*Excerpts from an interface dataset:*
________

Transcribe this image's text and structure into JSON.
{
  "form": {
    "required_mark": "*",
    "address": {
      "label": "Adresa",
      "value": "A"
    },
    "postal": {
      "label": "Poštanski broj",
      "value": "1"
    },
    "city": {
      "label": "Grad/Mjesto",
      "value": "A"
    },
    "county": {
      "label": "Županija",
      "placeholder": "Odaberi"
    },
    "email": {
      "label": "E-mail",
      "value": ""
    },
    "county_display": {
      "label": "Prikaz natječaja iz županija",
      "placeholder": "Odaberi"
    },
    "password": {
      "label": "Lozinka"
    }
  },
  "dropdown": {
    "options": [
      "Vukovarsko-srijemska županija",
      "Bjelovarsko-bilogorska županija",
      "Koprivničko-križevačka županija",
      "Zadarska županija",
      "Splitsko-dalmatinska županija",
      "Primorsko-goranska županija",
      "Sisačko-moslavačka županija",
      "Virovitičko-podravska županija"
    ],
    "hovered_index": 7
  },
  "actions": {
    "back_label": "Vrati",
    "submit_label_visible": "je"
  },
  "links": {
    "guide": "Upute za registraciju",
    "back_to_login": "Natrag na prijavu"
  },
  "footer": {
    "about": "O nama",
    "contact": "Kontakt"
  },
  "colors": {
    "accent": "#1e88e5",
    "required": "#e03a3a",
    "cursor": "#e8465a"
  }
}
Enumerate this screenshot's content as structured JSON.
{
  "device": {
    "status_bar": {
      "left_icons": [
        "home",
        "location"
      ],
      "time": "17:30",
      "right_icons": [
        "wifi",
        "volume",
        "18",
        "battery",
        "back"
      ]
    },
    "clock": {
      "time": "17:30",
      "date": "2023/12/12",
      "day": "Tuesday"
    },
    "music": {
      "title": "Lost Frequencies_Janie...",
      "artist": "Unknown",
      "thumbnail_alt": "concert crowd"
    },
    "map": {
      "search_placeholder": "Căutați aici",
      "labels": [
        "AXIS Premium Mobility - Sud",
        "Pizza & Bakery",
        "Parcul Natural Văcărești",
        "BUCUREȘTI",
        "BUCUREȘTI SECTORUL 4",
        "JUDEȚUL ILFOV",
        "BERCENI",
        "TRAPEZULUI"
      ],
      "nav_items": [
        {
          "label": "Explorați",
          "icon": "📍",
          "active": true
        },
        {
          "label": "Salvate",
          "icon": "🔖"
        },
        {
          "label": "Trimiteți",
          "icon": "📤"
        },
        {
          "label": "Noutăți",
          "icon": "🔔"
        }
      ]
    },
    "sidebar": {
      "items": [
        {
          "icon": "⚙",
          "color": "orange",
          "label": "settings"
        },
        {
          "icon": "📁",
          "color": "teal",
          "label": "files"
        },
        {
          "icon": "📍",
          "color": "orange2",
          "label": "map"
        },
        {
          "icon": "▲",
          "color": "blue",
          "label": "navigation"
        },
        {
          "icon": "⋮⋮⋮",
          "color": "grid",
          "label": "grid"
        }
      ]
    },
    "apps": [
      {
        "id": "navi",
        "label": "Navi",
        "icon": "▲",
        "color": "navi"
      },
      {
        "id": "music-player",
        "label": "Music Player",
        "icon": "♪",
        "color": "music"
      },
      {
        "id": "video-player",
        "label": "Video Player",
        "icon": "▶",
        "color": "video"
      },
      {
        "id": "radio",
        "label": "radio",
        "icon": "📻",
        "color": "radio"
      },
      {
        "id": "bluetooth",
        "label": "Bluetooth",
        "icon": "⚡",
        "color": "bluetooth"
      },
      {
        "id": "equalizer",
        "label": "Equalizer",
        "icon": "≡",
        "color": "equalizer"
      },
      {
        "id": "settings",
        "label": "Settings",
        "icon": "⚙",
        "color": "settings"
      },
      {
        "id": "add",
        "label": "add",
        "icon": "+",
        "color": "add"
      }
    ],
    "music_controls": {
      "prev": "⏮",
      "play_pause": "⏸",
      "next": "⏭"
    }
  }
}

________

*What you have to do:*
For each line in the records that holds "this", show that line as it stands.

*Problem solution:*
Transcribe this image's text and structure into JSON.
Enumerate this screenshot's content as structured JSON.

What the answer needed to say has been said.